Instructions for the task:
Determine how many lines below include the string "text". Reply with the number only.

Source material:
• • • •

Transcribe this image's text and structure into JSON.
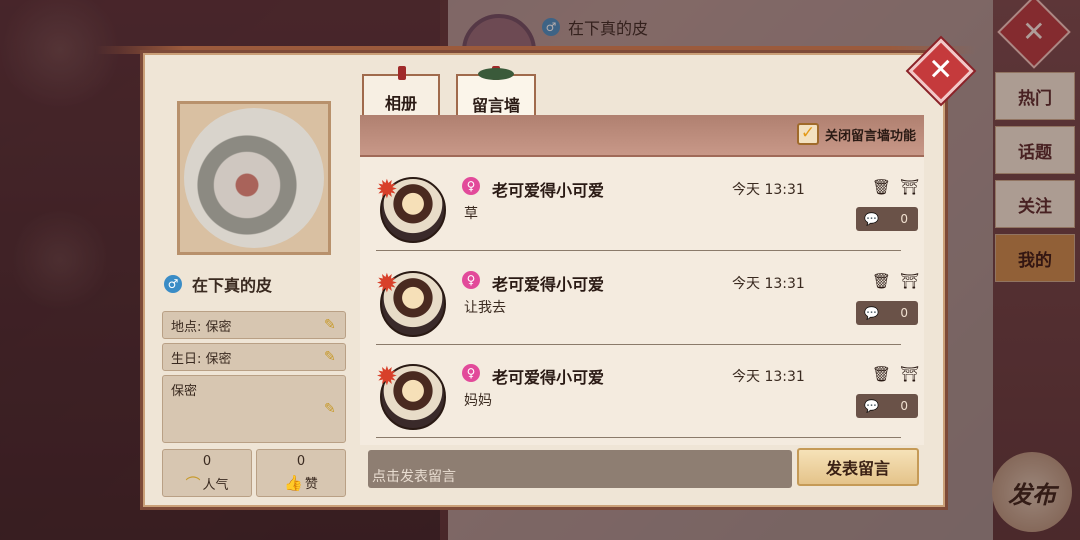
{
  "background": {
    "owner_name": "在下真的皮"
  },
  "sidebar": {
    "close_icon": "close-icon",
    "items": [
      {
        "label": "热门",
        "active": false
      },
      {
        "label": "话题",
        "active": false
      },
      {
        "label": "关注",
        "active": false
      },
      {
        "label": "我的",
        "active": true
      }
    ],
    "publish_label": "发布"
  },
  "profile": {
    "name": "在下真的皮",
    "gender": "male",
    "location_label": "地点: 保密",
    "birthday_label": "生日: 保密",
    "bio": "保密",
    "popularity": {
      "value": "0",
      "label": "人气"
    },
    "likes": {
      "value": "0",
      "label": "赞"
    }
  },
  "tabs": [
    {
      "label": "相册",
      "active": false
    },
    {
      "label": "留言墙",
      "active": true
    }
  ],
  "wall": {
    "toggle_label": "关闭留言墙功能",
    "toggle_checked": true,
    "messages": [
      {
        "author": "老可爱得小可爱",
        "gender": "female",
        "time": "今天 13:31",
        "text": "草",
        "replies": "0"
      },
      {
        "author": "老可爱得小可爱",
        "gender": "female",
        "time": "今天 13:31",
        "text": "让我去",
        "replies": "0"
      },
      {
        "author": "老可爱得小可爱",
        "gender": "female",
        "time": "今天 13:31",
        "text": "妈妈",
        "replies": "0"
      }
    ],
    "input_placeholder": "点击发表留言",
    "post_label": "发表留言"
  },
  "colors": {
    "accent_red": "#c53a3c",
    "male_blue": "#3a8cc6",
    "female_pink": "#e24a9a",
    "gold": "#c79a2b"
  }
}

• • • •

Answer area:
4